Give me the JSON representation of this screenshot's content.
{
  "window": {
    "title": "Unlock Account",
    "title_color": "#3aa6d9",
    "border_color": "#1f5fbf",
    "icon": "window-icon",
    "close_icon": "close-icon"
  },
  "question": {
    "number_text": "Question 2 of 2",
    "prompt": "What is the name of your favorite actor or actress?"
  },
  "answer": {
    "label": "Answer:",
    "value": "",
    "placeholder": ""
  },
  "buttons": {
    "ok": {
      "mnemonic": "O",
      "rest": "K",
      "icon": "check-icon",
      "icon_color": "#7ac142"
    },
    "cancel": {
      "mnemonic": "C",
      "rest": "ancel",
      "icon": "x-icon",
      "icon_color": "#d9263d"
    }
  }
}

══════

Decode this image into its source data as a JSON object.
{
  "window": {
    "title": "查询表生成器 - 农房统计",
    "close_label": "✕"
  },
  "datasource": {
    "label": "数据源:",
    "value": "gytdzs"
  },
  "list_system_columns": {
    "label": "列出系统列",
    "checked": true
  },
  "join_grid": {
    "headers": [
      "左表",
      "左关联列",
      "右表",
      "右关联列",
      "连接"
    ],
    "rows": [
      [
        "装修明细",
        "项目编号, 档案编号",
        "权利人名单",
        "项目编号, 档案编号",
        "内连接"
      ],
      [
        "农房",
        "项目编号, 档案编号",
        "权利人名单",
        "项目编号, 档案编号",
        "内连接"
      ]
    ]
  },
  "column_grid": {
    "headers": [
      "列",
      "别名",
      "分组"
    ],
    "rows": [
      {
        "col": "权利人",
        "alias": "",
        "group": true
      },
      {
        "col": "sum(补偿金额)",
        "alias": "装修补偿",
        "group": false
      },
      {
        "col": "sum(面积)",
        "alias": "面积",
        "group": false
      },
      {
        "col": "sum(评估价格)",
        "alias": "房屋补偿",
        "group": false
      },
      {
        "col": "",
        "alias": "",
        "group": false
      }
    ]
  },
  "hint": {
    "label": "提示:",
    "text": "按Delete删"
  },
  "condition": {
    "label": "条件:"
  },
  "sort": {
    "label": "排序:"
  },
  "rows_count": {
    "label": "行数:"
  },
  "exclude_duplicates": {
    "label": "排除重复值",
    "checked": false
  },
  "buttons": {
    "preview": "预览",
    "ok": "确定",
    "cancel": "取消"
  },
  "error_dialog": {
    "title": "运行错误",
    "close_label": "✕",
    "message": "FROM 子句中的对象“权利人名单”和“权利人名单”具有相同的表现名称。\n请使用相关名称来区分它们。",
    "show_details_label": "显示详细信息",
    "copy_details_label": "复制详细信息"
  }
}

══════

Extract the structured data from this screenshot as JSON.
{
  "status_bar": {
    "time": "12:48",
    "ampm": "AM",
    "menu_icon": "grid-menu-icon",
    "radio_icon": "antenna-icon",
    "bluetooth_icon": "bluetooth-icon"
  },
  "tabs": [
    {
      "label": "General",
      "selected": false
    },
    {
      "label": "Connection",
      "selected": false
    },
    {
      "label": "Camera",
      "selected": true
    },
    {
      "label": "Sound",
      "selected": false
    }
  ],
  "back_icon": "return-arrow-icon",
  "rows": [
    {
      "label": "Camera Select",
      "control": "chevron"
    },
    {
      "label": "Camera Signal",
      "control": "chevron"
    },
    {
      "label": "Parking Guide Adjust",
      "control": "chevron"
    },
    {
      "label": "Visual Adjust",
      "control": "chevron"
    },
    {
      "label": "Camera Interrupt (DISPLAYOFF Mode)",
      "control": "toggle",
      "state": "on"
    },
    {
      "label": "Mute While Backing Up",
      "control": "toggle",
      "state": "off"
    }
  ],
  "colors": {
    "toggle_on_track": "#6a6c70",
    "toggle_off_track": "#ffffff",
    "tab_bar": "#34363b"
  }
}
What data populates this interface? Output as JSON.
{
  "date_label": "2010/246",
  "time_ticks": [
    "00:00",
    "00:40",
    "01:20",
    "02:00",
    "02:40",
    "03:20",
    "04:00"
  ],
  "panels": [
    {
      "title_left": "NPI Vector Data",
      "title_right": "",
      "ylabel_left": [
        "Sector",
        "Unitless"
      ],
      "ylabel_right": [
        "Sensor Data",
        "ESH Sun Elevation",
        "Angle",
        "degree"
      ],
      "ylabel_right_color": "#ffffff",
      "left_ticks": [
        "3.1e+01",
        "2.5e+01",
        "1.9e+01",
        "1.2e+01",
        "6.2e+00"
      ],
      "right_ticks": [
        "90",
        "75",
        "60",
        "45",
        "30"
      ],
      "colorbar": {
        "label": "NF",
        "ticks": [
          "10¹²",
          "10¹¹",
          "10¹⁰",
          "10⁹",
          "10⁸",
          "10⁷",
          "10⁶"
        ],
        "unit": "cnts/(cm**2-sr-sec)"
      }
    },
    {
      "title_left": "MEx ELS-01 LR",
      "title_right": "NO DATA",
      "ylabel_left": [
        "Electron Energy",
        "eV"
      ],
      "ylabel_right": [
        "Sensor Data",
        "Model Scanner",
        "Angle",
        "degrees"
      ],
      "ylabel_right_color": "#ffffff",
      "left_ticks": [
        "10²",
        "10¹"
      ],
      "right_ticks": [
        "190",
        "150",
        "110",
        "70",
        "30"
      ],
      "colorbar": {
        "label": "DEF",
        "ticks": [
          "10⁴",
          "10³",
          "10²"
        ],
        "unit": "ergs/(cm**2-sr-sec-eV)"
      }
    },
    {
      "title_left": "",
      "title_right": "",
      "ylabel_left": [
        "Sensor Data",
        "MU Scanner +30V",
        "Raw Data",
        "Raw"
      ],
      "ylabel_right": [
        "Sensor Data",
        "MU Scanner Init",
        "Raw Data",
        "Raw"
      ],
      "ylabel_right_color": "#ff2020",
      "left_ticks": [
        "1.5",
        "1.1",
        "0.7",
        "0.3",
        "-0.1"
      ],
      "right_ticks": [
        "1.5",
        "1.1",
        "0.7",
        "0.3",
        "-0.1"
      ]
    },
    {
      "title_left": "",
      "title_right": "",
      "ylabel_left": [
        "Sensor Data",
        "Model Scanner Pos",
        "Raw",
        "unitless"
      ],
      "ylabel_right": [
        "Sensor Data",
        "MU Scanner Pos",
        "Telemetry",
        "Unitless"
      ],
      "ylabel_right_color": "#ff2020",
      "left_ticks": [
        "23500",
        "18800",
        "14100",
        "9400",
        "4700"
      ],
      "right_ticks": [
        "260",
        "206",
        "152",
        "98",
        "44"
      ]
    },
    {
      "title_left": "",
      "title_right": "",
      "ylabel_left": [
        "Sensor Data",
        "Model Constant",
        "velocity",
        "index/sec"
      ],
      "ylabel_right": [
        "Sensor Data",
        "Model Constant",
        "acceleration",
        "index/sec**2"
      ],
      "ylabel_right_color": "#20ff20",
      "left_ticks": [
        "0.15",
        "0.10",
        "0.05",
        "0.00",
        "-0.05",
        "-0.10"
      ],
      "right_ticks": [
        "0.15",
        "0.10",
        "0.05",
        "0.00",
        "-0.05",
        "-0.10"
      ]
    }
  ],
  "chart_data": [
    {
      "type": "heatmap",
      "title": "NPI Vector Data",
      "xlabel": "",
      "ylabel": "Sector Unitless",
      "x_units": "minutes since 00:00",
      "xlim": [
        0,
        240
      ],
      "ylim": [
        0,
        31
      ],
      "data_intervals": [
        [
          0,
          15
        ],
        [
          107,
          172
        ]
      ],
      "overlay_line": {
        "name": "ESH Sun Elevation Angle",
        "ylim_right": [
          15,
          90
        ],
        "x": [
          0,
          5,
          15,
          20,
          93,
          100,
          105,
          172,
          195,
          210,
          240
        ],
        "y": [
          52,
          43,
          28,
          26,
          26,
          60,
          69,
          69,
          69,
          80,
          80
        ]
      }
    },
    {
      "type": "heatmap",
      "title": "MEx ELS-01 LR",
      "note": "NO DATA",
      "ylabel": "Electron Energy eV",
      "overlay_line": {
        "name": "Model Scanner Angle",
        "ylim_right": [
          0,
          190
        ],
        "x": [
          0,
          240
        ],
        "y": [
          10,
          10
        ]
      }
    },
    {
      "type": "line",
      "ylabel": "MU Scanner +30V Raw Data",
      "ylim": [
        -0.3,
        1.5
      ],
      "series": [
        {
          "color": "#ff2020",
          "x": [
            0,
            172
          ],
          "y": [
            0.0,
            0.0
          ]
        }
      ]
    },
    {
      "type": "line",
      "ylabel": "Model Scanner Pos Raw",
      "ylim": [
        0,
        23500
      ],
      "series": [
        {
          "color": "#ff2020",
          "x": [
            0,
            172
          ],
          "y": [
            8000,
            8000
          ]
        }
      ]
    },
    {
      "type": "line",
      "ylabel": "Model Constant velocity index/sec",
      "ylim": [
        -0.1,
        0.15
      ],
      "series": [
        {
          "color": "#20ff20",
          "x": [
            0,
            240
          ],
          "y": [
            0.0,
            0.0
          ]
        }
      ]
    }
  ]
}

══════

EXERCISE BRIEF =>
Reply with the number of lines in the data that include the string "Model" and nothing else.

RESPONSE TO THIS TASK =>
7